Fast food chain Burger King has been accused of disrespecting the dead by running a flyer campaign in the vicinity of Dachau concentration camp.
From 1933 to 1945, more than 33,000 people were murdered at the concentration camp in Germany and today more than 800,000 people a year visit the memorial.
German national newspaper Welt reports that a local Burger King has been accused of distributing flyers in Dachau’s car park, an incident that brought about an injunction against the company in March after visitors complained that their cars were fly-posted with meal deal offers.
Dr Gabriele Hammermann, head of the site, said he went to the lengths of banning the franchise to maintain “the dignity of the place,” adding that the foundation “perceives advertising at the site, which is for many a place of mourning and also a cemetery, as inappropriate.”
Ronny Klein, the owner of the local Burger King franchise, has branded the clash as a “misunderstanding”, claiming that his venture did not distribute the flyers, and as a result, the case continues in the district court upon his appeal of the injunction.
The Drum has contacted Burger King for a statement and will update accordingly.
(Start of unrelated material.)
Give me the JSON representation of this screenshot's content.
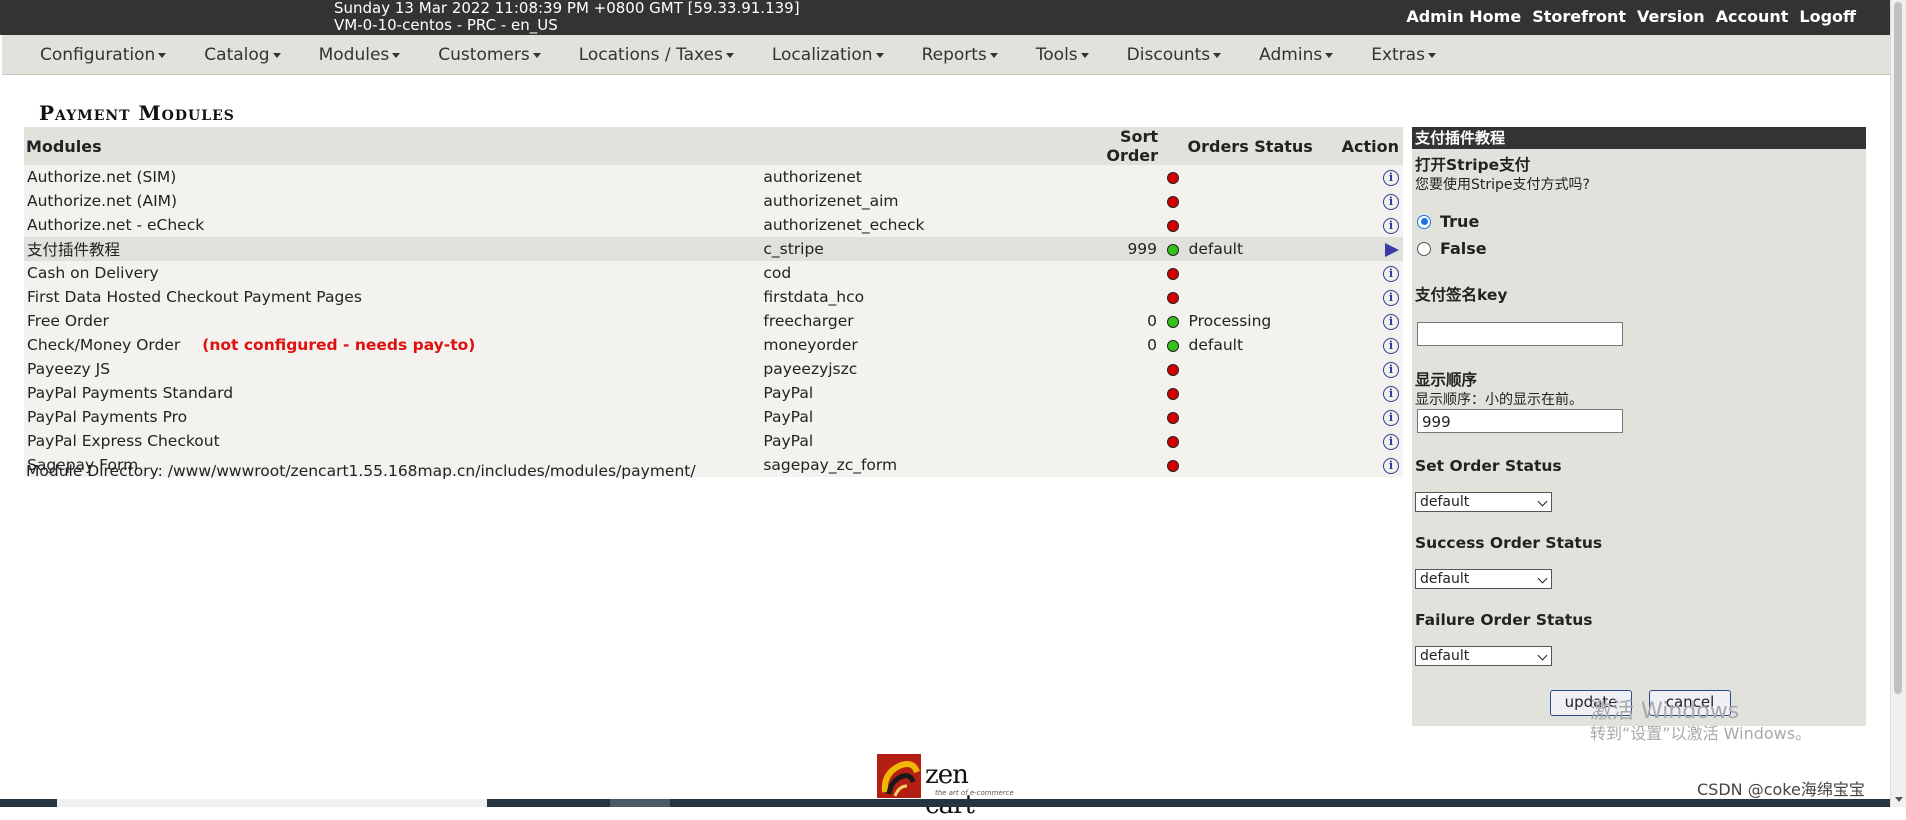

It has been a macabre week for the world's leading fast food chains. Just yesterday (16 May) McDonald's was heavily criticised for running an ad equating a Filet-o-Fish meal as a salve for childhood bereavement.